This news follows Verizon/Awesomeness TV’s February decision to stop plans for its announced premium-content service.
IAC executives believe Vimeo could run at a fraction of the cost of other major competitors, given Vimeo's longstanding efforts in the marketplace. It launched in December 2004 — two months before YouTube began.
At the same time, Facebook now wants to amp up its video efforts for premium-scripted TV shows, with content found on broadcast and cable networks.
The Wall Street Journal says the social media site is planning to produce TV shows with a production budget of $3 million an episode — “TV quality” shows. That's akin to what cable and broadcast networks spend on scripted half-hours, or in some cases, hour-long programs.
Another report says Fox Sports will focus less on “written” resources for its channels, but will spend more on video. Bloomberg says Fox Sports is eliminating about 20 writing and editing positions in Los Angeles, and replacing them with video production, editing and promotion jobs.
Video. Video. Video. Get the message?

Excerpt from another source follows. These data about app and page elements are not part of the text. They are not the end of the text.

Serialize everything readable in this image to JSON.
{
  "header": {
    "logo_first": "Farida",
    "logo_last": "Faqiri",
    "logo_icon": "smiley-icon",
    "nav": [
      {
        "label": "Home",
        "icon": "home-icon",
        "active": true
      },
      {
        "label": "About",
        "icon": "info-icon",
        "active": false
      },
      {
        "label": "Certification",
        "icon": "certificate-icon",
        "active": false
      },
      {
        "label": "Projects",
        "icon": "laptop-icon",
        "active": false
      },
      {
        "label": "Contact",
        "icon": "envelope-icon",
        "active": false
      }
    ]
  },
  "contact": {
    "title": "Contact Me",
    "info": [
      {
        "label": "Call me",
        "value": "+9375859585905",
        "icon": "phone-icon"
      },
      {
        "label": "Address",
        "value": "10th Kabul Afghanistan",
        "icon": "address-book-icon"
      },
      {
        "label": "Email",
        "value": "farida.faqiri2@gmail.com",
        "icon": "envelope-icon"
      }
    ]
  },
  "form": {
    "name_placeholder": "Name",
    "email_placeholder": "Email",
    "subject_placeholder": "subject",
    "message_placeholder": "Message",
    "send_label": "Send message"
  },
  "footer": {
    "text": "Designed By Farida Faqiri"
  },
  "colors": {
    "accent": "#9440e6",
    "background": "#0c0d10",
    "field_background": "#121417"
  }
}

Media business executives do. Massive changes in the digital-media landscape offer a once-in-a-lifetime chance for new and tangential media players — or even traditional print-media companies — to make a big play here.
It wasn’t that long ago — about a decade or so — that digital-media proponents said user-generated videos/content would be the new desirable content for the digital age. Old-time scripted TV shows weren't what digital consumers — young, Millennial consumers — wanted.
User-generated content does offer a democratization of video. But it doesn’t always satisfy audiences.
After a while, we want someone to tell us a good story. Not every outlet can do that — or has the resources to do so. That’s why Netflix has a $6 billion budget for TV/movie productions.
Companies can make money from "TV-quality" shows. Viewers will buy. And for some SVODs, so will advertisers.